- Since most Split-party bills are going to one or more insurance carriers it is convenient to get agreement ahead of time on a common phase and task code set to be used.
- At the time of billing the system looks to actually generate, in effect a single bill, with each bill party seeing their share of the total bill. So for example, if bill party #1 is paying 50% of the total and the bill is for $10,000 the bill would show all the detailed fees and costs, a “total bill amount” and then a line in the bill showing bill party #1 owes 50% or $5,000. If bill party #2 is paying 25%, they would get the same bill sent to their attention showing on one line that they owed $2,500.

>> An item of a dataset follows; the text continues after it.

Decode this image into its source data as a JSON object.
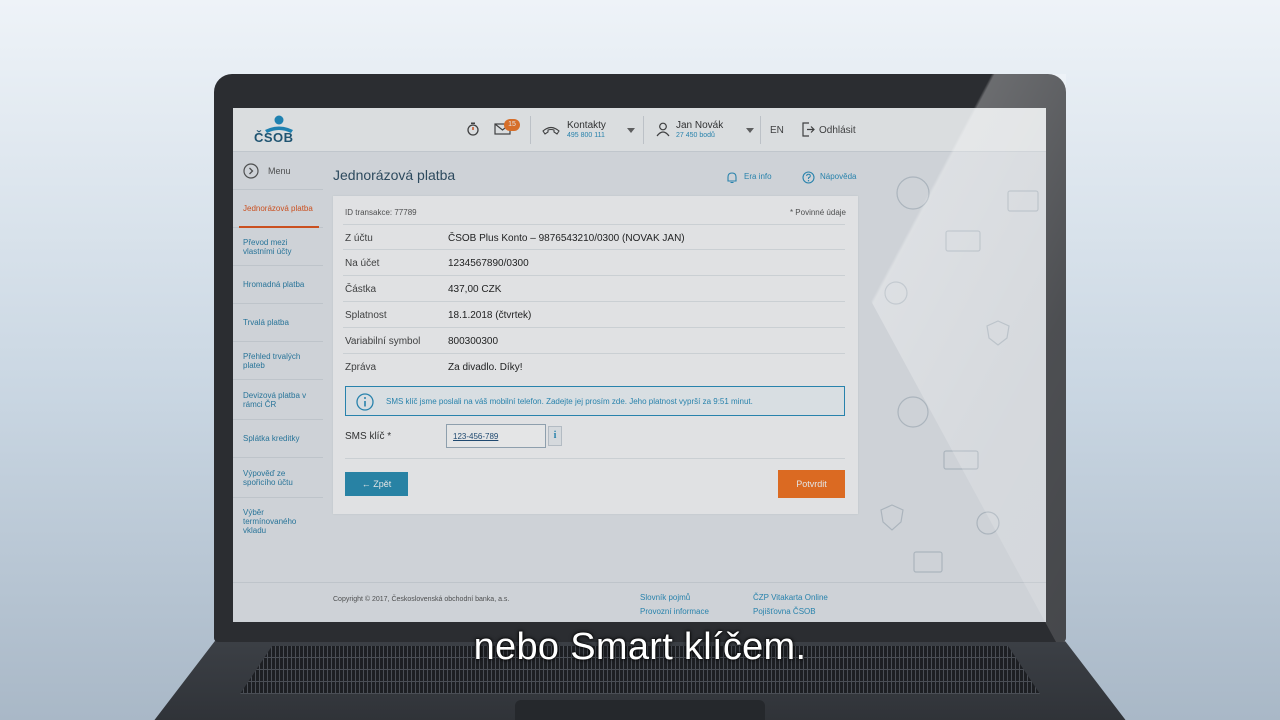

- There are a lot of iterations of this general idea of a “single bill”, including different bill formats, including past billing and payment history and outstanding AR or Retainers being applied for each of the bill parties on only their copy of the bill.
- In Split-party Billing the “bill parties’ act as “sub-matters” to the master file or master matter. Therefore in many systems, Accounts Receivable can roll-up to the master matter, with the ability to drill-down to a bill party’s portion of the AR.
- Split-party bills can also be separately e-billed to multiple “bill parties”, i.e. insurance carriers. In the case of e-billing it is not unusual that the e-bill party want all the “pre-split” transactions, the e-bill party already knows what % they have agreed to pay and the LEDES format will handle all of this.
- The system should save all detailed transactions so that normal accounting adjustments can be made such as, reversing a bill, transferring a payment, charging interest for one or more of the bill parties, etc.